* [MATERIAL FOR THE TASK]:
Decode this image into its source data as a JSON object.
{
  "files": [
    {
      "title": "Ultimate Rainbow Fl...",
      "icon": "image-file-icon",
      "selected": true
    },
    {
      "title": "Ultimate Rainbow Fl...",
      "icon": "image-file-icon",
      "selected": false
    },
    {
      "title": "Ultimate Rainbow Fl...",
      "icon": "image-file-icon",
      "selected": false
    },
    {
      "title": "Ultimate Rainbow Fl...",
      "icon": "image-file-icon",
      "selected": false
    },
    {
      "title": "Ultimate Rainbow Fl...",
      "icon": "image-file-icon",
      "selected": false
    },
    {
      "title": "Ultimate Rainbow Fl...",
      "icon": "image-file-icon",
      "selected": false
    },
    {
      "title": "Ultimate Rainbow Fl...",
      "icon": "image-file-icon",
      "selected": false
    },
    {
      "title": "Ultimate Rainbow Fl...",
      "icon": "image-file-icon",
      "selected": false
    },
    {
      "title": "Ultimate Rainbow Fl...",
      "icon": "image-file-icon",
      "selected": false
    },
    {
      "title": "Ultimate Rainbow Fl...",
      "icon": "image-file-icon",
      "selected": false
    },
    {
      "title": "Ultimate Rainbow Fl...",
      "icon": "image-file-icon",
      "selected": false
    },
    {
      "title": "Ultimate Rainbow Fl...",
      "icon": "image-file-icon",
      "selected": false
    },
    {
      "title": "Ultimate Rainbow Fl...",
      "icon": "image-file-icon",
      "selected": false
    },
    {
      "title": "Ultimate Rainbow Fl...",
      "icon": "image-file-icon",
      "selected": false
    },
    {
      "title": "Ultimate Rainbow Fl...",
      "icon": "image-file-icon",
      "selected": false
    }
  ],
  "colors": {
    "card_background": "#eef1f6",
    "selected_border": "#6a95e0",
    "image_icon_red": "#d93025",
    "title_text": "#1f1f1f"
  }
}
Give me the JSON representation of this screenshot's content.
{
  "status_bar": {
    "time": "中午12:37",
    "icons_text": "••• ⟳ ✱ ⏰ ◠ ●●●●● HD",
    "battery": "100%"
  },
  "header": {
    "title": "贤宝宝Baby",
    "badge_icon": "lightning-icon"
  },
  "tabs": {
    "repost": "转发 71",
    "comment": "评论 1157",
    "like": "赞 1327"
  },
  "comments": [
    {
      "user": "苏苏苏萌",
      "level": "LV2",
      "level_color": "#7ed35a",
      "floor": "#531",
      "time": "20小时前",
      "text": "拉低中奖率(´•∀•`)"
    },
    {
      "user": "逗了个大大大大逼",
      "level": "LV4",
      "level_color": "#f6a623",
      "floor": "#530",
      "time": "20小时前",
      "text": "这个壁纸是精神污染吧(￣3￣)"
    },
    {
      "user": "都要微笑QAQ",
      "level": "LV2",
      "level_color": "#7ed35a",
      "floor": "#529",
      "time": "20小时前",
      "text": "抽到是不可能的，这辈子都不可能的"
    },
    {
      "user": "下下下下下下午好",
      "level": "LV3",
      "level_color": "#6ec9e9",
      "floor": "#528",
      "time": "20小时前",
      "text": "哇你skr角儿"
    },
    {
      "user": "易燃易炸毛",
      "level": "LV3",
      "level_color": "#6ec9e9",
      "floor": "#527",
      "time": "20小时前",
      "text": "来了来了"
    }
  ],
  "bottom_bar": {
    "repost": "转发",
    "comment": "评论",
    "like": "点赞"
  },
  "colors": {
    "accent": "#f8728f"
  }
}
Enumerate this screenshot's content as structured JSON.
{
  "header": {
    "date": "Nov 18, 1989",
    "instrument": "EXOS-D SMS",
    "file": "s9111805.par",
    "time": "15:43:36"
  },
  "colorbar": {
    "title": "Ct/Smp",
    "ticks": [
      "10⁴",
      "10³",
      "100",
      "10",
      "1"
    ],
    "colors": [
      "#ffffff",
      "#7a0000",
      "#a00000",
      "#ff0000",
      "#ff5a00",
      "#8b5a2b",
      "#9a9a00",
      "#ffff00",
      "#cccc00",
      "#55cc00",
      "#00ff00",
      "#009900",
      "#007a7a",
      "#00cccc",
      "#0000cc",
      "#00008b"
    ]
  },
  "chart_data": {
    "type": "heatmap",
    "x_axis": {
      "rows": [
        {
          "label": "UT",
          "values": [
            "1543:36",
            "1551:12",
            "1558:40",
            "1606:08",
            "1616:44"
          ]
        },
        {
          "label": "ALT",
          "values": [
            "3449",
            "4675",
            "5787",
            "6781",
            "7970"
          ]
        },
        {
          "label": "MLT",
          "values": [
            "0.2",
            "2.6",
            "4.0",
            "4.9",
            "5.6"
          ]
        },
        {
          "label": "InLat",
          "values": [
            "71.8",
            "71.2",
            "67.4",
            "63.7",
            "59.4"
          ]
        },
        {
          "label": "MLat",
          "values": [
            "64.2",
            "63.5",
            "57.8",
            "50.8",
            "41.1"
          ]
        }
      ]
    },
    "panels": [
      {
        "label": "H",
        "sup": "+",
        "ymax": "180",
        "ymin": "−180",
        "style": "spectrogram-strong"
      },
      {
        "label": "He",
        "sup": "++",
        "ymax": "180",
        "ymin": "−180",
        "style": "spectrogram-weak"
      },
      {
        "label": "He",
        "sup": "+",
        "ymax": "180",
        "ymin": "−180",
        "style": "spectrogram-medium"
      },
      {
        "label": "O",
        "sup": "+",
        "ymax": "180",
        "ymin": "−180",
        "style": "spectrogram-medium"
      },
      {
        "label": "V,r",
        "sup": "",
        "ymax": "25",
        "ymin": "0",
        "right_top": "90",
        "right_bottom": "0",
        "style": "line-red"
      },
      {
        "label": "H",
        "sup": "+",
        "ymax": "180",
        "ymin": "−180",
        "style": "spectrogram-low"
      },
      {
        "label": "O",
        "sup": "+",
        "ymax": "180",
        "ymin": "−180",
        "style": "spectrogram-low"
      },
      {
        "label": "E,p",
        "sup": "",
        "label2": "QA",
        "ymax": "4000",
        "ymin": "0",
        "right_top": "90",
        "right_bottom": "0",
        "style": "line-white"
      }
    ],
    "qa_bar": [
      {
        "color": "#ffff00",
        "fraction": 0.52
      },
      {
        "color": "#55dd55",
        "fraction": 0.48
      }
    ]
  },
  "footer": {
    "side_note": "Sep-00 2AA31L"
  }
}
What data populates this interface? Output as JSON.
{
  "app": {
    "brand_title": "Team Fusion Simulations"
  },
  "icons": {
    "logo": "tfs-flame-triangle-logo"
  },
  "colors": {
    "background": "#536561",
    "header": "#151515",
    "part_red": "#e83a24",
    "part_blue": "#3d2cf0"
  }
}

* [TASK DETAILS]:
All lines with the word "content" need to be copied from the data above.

* [RESULT BELOW]:
Give me the JSON representation of this screenshot's content.
Enumerate this screenshot's content as structured JSON.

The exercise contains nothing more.